Find the line in the data below that contains "Parse this screenshot: output". Return that line and all the lines after it, unchanged.
━━━ TASK INPUTS
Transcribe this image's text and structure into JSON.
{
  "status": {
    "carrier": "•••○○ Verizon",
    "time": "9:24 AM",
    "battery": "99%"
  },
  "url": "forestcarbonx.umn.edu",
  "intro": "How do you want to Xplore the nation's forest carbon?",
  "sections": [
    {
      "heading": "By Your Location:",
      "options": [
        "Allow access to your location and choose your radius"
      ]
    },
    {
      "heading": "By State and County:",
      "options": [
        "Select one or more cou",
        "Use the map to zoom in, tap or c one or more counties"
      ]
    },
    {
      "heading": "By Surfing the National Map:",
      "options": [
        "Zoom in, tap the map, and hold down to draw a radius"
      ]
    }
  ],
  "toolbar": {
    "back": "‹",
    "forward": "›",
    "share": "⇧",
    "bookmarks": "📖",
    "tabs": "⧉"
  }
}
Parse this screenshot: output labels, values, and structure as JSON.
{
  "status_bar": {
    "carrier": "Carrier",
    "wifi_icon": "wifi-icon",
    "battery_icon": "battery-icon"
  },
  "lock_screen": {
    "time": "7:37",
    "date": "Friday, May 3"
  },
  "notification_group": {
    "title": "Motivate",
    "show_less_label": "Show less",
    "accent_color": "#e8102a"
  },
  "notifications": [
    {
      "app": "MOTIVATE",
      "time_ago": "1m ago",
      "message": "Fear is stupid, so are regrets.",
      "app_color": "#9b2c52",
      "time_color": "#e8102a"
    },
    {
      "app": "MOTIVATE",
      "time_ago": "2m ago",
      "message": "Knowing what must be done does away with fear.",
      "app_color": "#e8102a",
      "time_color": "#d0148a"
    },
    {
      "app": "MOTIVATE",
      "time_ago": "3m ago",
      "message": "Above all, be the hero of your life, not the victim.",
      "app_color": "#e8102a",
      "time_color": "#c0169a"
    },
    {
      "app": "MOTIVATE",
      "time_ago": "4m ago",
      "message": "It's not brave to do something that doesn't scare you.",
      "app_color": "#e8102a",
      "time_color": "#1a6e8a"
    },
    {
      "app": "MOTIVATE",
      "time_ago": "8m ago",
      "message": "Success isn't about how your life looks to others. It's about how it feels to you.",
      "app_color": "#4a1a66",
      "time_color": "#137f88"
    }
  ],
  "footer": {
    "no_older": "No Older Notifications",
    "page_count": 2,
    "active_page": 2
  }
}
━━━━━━
ANSWER SPACE =
Parse this screenshot: output labels, values, and structure as JSON.
{
  "status_bar": {
    "carrier": "Carrier",
    "wifi_icon": "wifi-icon",
    "battery_icon": "battery-icon"
  },
  "lock_screen": {
    "time": "7:37",
    "date": "Friday, May 3"
  },
  "notification_group": {
    "title": "Motivate",
    "show_less_label": "Show less",
    "accent_color": "#e8102a"
  },
  "notifications": [
    {
      "app": "MOTIVATE",
      "time_ago": "1m ago",
      "message": "Fear is stupid, so are regrets.",
      "app_color": "#9b2c52",
      "time_color": "#e8102a"
    },
    {
      "app": "MOTIVATE",
      "time_ago": "2m ago",
      "message": "Knowing what must be done does away with fear.",
      "app_color": "#e8102a",
      "time_color": "#d0148a"
    },
    {
      "app": "MOTIVATE",
      "time_ago": "3m ago",
      "message": "Above all, be the hero of your life, not the victim.",
      "app_color": "#e8102a",
      "time_color": "#c0169a"
    },
    {
      "app": "MOTIVATE",
      "time_ago": "4m ago",
      "message": "It's not brave to do something that doesn't scare you.",
      "app_color": "#e8102a",
      "time_color": "#1a6e8a"
    },
    {
      "app": "MOTIVATE",
      "time_ago": "8m ago",
      "message": "Success isn't about how your life looks to others. It's about how it feels to you.",
      "app_color": "#4a1a66",
      "time_color": "#137f88"
    }
  ],
  "footer": {
    "no_older": "No Older Notifications",
    "page_count": 2,
    "active_page": 2
  }
}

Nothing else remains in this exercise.